● Exercise aim
Copy out each line below in which the string "structured" appears.

● Element data from apps and pages

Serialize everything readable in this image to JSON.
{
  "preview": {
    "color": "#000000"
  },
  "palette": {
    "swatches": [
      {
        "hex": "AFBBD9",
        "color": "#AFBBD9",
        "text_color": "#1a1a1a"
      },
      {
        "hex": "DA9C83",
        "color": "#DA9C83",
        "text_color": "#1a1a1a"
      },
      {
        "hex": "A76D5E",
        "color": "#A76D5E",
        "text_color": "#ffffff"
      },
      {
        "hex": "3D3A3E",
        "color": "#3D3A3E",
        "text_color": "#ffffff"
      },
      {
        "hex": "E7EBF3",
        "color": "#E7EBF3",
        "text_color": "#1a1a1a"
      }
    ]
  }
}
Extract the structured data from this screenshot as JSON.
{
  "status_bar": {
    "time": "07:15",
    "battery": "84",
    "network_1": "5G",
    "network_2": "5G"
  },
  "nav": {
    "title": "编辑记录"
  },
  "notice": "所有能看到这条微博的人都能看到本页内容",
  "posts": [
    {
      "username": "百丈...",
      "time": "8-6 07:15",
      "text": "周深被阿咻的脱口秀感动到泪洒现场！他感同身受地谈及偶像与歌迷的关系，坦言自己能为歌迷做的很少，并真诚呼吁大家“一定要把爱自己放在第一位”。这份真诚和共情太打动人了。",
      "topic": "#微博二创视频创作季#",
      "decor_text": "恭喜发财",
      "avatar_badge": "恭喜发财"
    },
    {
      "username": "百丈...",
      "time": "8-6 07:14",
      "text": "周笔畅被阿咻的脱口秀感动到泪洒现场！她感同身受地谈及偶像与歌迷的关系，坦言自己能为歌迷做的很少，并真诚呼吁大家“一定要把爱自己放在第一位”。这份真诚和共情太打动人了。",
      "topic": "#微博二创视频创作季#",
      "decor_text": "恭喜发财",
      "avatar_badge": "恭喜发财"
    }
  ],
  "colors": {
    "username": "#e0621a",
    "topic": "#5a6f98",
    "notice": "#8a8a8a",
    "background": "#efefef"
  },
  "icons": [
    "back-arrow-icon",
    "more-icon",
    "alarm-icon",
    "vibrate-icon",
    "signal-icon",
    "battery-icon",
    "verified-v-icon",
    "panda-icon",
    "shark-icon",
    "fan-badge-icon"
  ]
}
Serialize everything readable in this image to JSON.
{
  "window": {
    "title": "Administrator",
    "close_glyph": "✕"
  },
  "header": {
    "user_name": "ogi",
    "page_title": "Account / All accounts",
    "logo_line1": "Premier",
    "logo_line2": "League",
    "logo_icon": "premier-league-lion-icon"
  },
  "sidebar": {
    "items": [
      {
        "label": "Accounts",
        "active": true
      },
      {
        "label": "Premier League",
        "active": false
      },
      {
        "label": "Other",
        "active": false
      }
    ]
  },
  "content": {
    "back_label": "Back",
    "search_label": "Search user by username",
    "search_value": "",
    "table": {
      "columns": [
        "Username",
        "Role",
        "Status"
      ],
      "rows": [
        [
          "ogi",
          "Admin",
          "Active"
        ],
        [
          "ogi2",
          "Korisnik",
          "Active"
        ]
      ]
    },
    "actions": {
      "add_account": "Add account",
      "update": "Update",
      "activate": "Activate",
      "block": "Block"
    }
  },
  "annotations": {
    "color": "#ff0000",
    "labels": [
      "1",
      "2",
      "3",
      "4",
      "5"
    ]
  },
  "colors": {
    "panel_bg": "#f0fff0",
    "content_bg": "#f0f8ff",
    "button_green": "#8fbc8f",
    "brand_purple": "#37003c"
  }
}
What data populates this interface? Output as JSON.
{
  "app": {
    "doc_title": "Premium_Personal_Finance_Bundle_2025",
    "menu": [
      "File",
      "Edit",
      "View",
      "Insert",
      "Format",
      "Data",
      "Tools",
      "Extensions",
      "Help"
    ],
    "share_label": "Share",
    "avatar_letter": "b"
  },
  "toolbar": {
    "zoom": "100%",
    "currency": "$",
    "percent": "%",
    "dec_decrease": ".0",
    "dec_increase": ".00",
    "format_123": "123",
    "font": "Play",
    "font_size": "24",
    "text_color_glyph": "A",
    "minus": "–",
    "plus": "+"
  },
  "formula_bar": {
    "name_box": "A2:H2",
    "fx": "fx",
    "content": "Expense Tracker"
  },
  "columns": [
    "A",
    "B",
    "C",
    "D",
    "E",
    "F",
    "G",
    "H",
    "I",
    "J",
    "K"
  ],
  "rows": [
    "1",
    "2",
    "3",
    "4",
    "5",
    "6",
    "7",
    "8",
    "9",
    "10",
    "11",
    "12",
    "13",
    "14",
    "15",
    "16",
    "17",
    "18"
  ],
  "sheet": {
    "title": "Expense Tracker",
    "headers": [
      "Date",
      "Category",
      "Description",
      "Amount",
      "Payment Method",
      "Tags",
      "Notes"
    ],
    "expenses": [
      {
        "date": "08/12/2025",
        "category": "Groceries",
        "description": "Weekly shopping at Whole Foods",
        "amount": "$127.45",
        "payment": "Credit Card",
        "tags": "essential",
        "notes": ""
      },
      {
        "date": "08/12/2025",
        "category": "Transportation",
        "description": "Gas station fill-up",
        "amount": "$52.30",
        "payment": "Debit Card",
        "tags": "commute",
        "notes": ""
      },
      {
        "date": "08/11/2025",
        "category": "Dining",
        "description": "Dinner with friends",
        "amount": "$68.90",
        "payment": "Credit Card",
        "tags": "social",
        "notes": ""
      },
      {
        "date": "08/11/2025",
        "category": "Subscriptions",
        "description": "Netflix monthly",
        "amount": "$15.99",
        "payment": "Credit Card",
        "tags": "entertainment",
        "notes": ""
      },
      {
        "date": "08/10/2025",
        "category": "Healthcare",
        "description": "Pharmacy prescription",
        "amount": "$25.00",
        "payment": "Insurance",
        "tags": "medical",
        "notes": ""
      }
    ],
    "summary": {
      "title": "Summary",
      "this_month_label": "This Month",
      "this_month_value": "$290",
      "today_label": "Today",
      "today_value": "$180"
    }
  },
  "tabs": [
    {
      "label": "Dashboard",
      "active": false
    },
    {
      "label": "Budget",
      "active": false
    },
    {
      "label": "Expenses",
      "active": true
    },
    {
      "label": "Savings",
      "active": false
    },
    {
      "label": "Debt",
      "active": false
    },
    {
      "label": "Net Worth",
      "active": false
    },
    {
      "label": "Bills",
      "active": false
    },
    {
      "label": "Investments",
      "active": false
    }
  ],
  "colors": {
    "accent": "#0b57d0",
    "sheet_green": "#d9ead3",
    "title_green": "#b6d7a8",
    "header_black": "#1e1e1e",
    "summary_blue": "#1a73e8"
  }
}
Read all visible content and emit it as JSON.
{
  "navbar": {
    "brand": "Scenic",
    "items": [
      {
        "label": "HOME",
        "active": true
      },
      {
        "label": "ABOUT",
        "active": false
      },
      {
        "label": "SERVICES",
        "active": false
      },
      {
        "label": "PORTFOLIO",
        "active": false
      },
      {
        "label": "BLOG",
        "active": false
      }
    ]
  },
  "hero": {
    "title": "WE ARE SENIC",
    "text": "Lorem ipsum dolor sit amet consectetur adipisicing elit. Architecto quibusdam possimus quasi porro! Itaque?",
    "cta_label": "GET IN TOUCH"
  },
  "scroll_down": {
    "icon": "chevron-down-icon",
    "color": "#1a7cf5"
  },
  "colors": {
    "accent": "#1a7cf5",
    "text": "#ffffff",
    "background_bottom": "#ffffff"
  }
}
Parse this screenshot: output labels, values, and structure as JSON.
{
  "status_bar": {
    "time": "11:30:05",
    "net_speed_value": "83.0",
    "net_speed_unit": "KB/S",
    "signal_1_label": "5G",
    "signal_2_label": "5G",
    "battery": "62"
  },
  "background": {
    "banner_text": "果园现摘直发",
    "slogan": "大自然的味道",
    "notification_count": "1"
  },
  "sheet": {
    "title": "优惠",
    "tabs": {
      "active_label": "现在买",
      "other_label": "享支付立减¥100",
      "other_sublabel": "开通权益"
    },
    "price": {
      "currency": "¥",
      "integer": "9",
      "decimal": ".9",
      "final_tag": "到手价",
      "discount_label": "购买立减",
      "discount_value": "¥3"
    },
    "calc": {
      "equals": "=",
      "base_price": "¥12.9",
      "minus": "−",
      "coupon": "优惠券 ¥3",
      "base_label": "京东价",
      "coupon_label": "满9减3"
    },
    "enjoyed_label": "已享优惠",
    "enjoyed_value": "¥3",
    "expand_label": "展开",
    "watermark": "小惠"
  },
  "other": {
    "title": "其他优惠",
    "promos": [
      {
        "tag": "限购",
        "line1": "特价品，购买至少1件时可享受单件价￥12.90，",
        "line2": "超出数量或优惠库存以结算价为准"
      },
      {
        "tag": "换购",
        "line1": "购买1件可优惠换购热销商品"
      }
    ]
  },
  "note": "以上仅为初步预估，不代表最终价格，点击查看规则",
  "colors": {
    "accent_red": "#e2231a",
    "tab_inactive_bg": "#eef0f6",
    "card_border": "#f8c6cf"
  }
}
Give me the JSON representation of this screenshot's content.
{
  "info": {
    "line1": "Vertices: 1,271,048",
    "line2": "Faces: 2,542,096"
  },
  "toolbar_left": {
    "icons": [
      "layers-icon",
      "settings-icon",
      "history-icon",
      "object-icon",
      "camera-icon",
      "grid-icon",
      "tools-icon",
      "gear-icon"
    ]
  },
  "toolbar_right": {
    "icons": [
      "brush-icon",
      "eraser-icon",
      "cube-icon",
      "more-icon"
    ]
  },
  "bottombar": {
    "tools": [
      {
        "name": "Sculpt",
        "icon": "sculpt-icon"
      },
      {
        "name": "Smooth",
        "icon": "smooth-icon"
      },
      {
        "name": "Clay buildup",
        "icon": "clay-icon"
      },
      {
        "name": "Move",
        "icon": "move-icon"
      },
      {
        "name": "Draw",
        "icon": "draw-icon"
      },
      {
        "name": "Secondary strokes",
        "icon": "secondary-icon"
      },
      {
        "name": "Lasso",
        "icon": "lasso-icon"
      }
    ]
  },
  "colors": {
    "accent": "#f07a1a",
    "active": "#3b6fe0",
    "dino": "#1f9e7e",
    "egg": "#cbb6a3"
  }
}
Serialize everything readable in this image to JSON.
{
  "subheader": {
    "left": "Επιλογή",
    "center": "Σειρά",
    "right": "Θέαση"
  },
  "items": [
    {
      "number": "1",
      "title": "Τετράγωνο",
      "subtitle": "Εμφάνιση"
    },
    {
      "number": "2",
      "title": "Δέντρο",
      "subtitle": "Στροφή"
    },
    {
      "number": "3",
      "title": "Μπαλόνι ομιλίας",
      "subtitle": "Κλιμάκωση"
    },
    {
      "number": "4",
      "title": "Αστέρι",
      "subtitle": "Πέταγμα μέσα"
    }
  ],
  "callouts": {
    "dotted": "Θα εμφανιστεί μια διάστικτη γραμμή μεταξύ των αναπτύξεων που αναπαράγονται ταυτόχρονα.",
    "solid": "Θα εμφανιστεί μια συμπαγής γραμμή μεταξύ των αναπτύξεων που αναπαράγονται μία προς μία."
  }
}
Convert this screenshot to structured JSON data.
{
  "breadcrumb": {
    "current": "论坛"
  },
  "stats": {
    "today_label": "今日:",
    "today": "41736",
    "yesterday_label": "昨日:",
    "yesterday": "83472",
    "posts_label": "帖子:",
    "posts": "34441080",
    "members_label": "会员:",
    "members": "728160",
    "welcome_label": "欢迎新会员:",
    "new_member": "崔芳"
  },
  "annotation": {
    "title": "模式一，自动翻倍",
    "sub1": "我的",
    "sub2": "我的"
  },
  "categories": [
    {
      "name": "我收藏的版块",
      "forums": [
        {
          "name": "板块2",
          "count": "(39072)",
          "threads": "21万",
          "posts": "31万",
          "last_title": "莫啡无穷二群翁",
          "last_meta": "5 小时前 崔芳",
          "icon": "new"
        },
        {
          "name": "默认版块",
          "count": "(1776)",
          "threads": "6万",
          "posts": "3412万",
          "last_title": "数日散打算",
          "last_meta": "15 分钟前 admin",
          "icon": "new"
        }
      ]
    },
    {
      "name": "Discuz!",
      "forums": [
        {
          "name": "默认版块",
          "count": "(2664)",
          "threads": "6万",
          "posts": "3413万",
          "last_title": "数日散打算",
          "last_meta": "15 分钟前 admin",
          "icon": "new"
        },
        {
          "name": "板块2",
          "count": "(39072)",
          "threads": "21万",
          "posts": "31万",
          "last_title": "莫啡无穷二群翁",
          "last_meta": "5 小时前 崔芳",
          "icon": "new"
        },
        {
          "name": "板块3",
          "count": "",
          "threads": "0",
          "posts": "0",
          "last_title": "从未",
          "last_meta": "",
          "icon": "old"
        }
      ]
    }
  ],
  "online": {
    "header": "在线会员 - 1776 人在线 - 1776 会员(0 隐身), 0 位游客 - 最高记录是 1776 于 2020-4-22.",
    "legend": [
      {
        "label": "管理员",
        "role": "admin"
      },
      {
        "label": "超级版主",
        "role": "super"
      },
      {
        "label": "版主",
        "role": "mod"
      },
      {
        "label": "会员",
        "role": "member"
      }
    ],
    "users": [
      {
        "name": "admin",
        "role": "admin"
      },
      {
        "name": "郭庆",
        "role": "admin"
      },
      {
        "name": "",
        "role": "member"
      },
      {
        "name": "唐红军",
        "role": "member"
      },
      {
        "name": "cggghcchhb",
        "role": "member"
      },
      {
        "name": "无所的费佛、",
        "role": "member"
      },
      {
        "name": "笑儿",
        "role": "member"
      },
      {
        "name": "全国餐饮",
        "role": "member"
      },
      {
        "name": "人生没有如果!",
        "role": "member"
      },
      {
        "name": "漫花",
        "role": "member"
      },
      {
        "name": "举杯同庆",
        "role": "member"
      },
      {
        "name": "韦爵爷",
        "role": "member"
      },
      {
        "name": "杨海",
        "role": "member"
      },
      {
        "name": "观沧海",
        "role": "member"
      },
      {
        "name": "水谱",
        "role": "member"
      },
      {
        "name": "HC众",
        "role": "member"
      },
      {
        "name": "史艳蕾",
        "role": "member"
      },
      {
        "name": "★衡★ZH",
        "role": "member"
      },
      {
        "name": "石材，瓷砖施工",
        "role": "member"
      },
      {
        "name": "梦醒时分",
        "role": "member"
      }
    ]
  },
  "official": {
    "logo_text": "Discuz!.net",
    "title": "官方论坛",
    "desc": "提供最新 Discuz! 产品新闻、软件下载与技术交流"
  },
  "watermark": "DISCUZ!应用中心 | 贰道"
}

● Exercise result
Extract the structured data from this screenshot as JSON.
Convert this screenshot to structured JSON data.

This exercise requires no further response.